The Polygon Recommends and Essentials programs free us to approach reviews with different intentions than we have in the past, to cover games in a fashion better suited to how we play and watch them in this moment.
Polygon launched in 2012. At that time, the retail model of the past — plastic discs in cardboard boxes on metal shelves — was being supplanted by a variety of new means of distribution that would inform how games are designed, monetized, updated and consumed. Early access and seasonal updates weren’t the norm yet, but they were coming, even if we couldn’t quite make out their form at the time.
Over the following five years and change, video games and their distribution models continued to evolve and splinter, influencing each other in the process. Polygon changed, too. I can’t say Polygon today looks like the site the co-founders envisioned six years ago. Frankly, the site is more vibrant, more diverse and more ambitious than whatever we conceptualized. With the permission from Vox Media’s leadership to experiment, we have shed the stifling expectations and limitations of a “video game site.”
Now, Polygon covers a nascent, hard-to-name culture, one that has been nurtured by people who love games and the best parts of their community, but extends in countless directions beyond it, from the fandom of superhero films to the financial viability of YouTube celebrity. Polygon is informative and unpredictable, silly and weird. I love it, but I’m totally biased.
Reviews, however, haven’t been allowed quite the same freedom as the rest of the site. Our reviews program was built expertly around the formal games review model, scores and all. While I appreciate that model, I, and the rest of the team, think it’s time we try something new, to free the staff and the many talented contributors to be as creative with reviews as we’ve been with news, features, videos and guides. The internet isn’t wanting for the old model; new outlets and YouTube channels offering traditional reviews sprout monthly, while others are besting us in terms of sheer ambition and creativity.

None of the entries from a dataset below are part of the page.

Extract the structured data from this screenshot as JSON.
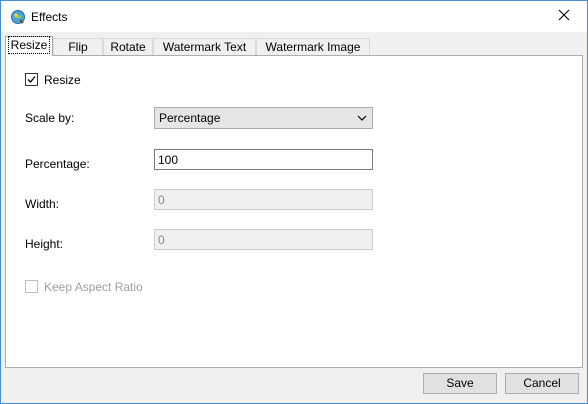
{
  "window": {
    "title": "Effects",
    "icons": {
      "app": "effects-app-icon",
      "close": "close-icon"
    }
  },
  "tabs": [
    {
      "label": "Resize",
      "active": true
    },
    {
      "label": "Flip",
      "active": false
    },
    {
      "label": "Rotate",
      "active": false
    },
    {
      "label": "Watermark Text",
      "active": false
    },
    {
      "label": "Watermark Image",
      "active": false
    }
  ],
  "resize": {
    "enable_label": "Resize",
    "enable_checked": true,
    "scale_by_label": "Scale by:",
    "scale_by_value": "Percentage",
    "percentage_label": "Percentage:",
    "percentage_value": "100",
    "width_label": "Width:",
    "width_value": "0",
    "height_label": "Height:",
    "height_value": "0",
    "keep_aspect_label": "Keep Aspect Ratio",
    "keep_aspect_checked": false
  },
  "buttons": {
    "save": "Save",
    "cancel": "Cancel"
  },
  "colors": {
    "window_border": "#4a8ad8",
    "panel_bg": "#ffffff",
    "dialog_bg": "#f0f0f0"
  }
}
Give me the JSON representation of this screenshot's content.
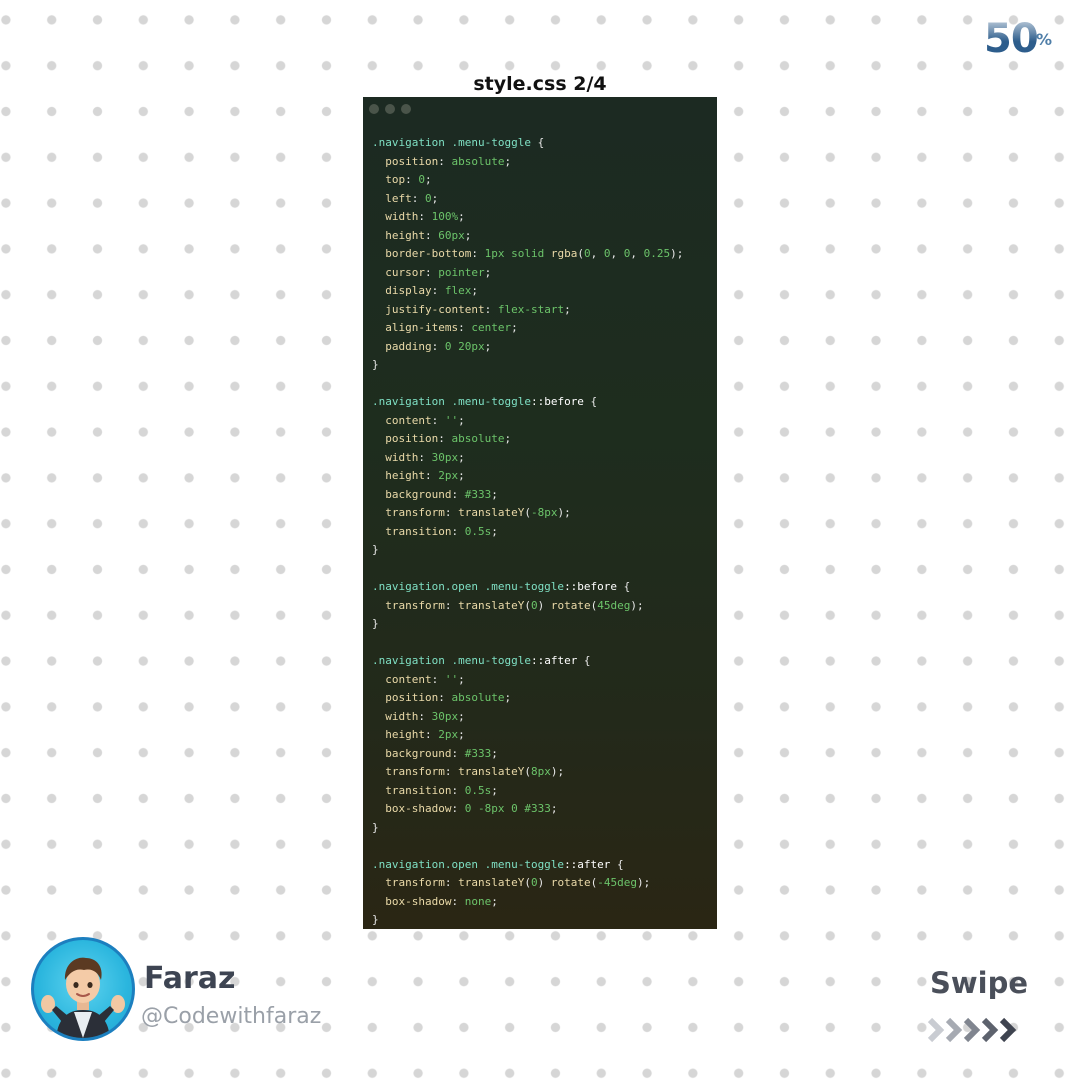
{
  "progress": {
    "value": "50",
    "unit": "%"
  },
  "file_title": "style.css 2/4",
  "code_lines": [
    [
      [
        "sel",
        ".navigation .menu-toggle"
      ],
      [
        "punc",
        " {"
      ]
    ],
    [
      [
        "prop",
        "  position"
      ],
      [
        "punc",
        ": "
      ],
      [
        "val",
        "absolute"
      ],
      [
        "punc",
        ";"
      ]
    ],
    [
      [
        "prop",
        "  top"
      ],
      [
        "punc",
        ": "
      ],
      [
        "val",
        "0"
      ],
      [
        "punc",
        ";"
      ]
    ],
    [
      [
        "prop",
        "  left"
      ],
      [
        "punc",
        ": "
      ],
      [
        "val",
        "0"
      ],
      [
        "punc",
        ";"
      ]
    ],
    [
      [
        "prop",
        "  width"
      ],
      [
        "punc",
        ": "
      ],
      [
        "val",
        "100%"
      ],
      [
        "punc",
        ";"
      ]
    ],
    [
      [
        "prop",
        "  height"
      ],
      [
        "punc",
        ": "
      ],
      [
        "val",
        "60px"
      ],
      [
        "punc",
        ";"
      ]
    ],
    [
      [
        "prop",
        "  border-bottom"
      ],
      [
        "punc",
        ": "
      ],
      [
        "val",
        "1px solid "
      ],
      [
        "fn",
        "rgba"
      ],
      [
        "punc",
        "("
      ],
      [
        "val",
        "0"
      ],
      [
        "punc",
        ", "
      ],
      [
        "val",
        "0"
      ],
      [
        "punc",
        ", "
      ],
      [
        "val",
        "0"
      ],
      [
        "punc",
        ", "
      ],
      [
        "val",
        "0.25"
      ],
      [
        "punc",
        ");"
      ]
    ],
    [
      [
        "prop",
        "  cursor"
      ],
      [
        "punc",
        ": "
      ],
      [
        "val",
        "pointer"
      ],
      [
        "punc",
        ";"
      ]
    ],
    [
      [
        "prop",
        "  display"
      ],
      [
        "punc",
        ": "
      ],
      [
        "val",
        "flex"
      ],
      [
        "punc",
        ";"
      ]
    ],
    [
      [
        "prop",
        "  justify-content"
      ],
      [
        "punc",
        ": "
      ],
      [
        "val",
        "flex-start"
      ],
      [
        "punc",
        ";"
      ]
    ],
    [
      [
        "prop",
        "  align-items"
      ],
      [
        "punc",
        ": "
      ],
      [
        "val",
        "center"
      ],
      [
        "punc",
        ";"
      ]
    ],
    [
      [
        "prop",
        "  padding"
      ],
      [
        "punc",
        ": "
      ],
      [
        "val",
        "0 20px"
      ],
      [
        "punc",
        ";"
      ]
    ],
    [
      [
        "punc",
        "}"
      ]
    ],
    [],
    [
      [
        "sel",
        ".navigation .menu-toggle"
      ],
      [
        "ps",
        "::before"
      ],
      [
        "punc",
        " {"
      ]
    ],
    [
      [
        "prop",
        "  content"
      ],
      [
        "punc",
        ": "
      ],
      [
        "val",
        "''"
      ],
      [
        "punc",
        ";"
      ]
    ],
    [
      [
        "prop",
        "  position"
      ],
      [
        "punc",
        ": "
      ],
      [
        "val",
        "absolute"
      ],
      [
        "punc",
        ";"
      ]
    ],
    [
      [
        "prop",
        "  width"
      ],
      [
        "punc",
        ": "
      ],
      [
        "val",
        "30px"
      ],
      [
        "punc",
        ";"
      ]
    ],
    [
      [
        "prop",
        "  height"
      ],
      [
        "punc",
        ": "
      ],
      [
        "val",
        "2px"
      ],
      [
        "punc",
        ";"
      ]
    ],
    [
      [
        "prop",
        "  background"
      ],
      [
        "punc",
        ": "
      ],
      [
        "val",
        "#333"
      ],
      [
        "punc",
        ";"
      ]
    ],
    [
      [
        "prop",
        "  transform"
      ],
      [
        "punc",
        ": "
      ],
      [
        "fn",
        "translateY"
      ],
      [
        "punc",
        "("
      ],
      [
        "val",
        "-8px"
      ],
      [
        "punc",
        ");"
      ]
    ],
    [
      [
        "prop",
        "  transition"
      ],
      [
        "punc",
        ": "
      ],
      [
        "val",
        "0.5s"
      ],
      [
        "punc",
        ";"
      ]
    ],
    [
      [
        "punc",
        "}"
      ]
    ],
    [],
    [
      [
        "sel",
        ".navigation.open .menu-toggle"
      ],
      [
        "ps",
        "::before"
      ],
      [
        "punc",
        " {"
      ]
    ],
    [
      [
        "prop",
        "  transform"
      ],
      [
        "punc",
        ": "
      ],
      [
        "fn",
        "translateY"
      ],
      [
        "punc",
        "("
      ],
      [
        "val",
        "0"
      ],
      [
        "punc",
        ") "
      ],
      [
        "fn",
        "rotate"
      ],
      [
        "punc",
        "("
      ],
      [
        "val",
        "45deg"
      ],
      [
        "punc",
        ");"
      ]
    ],
    [
      [
        "punc",
        "}"
      ]
    ],
    [],
    [
      [
        "sel",
        ".navigation .menu-toggle"
      ],
      [
        "ps",
        "::after"
      ],
      [
        "punc",
        " {"
      ]
    ],
    [
      [
        "prop",
        "  content"
      ],
      [
        "punc",
        ": "
      ],
      [
        "val",
        "''"
      ],
      [
        "punc",
        ";"
      ]
    ],
    [
      [
        "prop",
        "  position"
      ],
      [
        "punc",
        ": "
      ],
      [
        "val",
        "absolute"
      ],
      [
        "punc",
        ";"
      ]
    ],
    [
      [
        "prop",
        "  width"
      ],
      [
        "punc",
        ": "
      ],
      [
        "val",
        "30px"
      ],
      [
        "punc",
        ";"
      ]
    ],
    [
      [
        "prop",
        "  height"
      ],
      [
        "punc",
        ": "
      ],
      [
        "val",
        "2px"
      ],
      [
        "punc",
        ";"
      ]
    ],
    [
      [
        "prop",
        "  background"
      ],
      [
        "punc",
        ": "
      ],
      [
        "val",
        "#333"
      ],
      [
        "punc",
        ";"
      ]
    ],
    [
      [
        "prop",
        "  transform"
      ],
      [
        "punc",
        ": "
      ],
      [
        "fn",
        "translateY"
      ],
      [
        "punc",
        "("
      ],
      [
        "val",
        "8px"
      ],
      [
        "punc",
        ");"
      ]
    ],
    [
      [
        "prop",
        "  transition"
      ],
      [
        "punc",
        ": "
      ],
      [
        "val",
        "0.5s"
      ],
      [
        "punc",
        ";"
      ]
    ],
    [
      [
        "prop",
        "  box-shadow"
      ],
      [
        "punc",
        ": "
      ],
      [
        "val",
        "0 -8px 0 #333"
      ],
      [
        "punc",
        ";"
      ]
    ],
    [
      [
        "punc",
        "}"
      ]
    ],
    [],
    [
      [
        "sel",
        ".navigation.open .menu-toggle"
      ],
      [
        "ps",
        "::after"
      ],
      [
        "punc",
        " {"
      ]
    ],
    [
      [
        "prop",
        "  transform"
      ],
      [
        "punc",
        ": "
      ],
      [
        "fn",
        "translateY"
      ],
      [
        "punc",
        "("
      ],
      [
        "val",
        "0"
      ],
      [
        "punc",
        ") "
      ],
      [
        "fn",
        "rotate"
      ],
      [
        "punc",
        "("
      ],
      [
        "val",
        "-45deg"
      ],
      [
        "punc",
        ");"
      ]
    ],
    [
      [
        "prop",
        "  box-shadow"
      ],
      [
        "punc",
        ": "
      ],
      [
        "val",
        "none"
      ],
      [
        "punc",
        ";"
      ]
    ],
    [
      [
        "punc",
        "}"
      ]
    ]
  ],
  "author": {
    "name": "Faraz",
    "handle": "@Codewithfaraz",
    "avatar_icon": "memoji-avatar-icon"
  },
  "swipe": {
    "label": "Swipe",
    "icon": "chevrons-right-icon"
  },
  "colors": {
    "accent": "#2d5d8c",
    "code_bg": "#1e2d1e",
    "avatar_bg": "#2bb6de"
  }
}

We need to start taking risks of our own.
So: Goodbye, scores. And goodbye, expectations of what a review will be on Polygon.
What now? When a game is released, we may publish impressions of the early hours. We might highlight a small but unexpected detail. Maybe we’ll provide a guide to help you navigate the opaque opening moments. It’s likely we’ll publish something very similar to the classic review every now and then. For the games our audience cares about most, expect a hodgepodge of all these things and other ideas, too.
Games may be reviewed at different times by different authors over many years because games that launch today may look completely different four years from now. For example, a newcomer’s review of Rainbow Six Siege on the day it launches is important for early adopters and fans of the series. But a review of Rainbow Six Siege years later by somebody who has sunk hundreds of hours into competitive play serves a different and just as valid audience. Polygon can and should be a home to both of those approaches.
This isn’t an annihilation of our reviews program. You can still expect Polygon’s reviews to be sincere, fair and insightful. We will always be clear about what we’ve played of a game, on which platform and how we got access to code. The soul of the reviews program is healthy and strong, but now it’s free to inhabit an endless variety of bodies.
In the coming months, the Polygon Recommends badge and the Polygon Essentials curation program will expand to cover other facets of our site beyond video games. But for today, we begin the process of having fun, trying new things and discovering what a video game review can be in 2018. I’m sure it will be different next year. We’ll be different, too.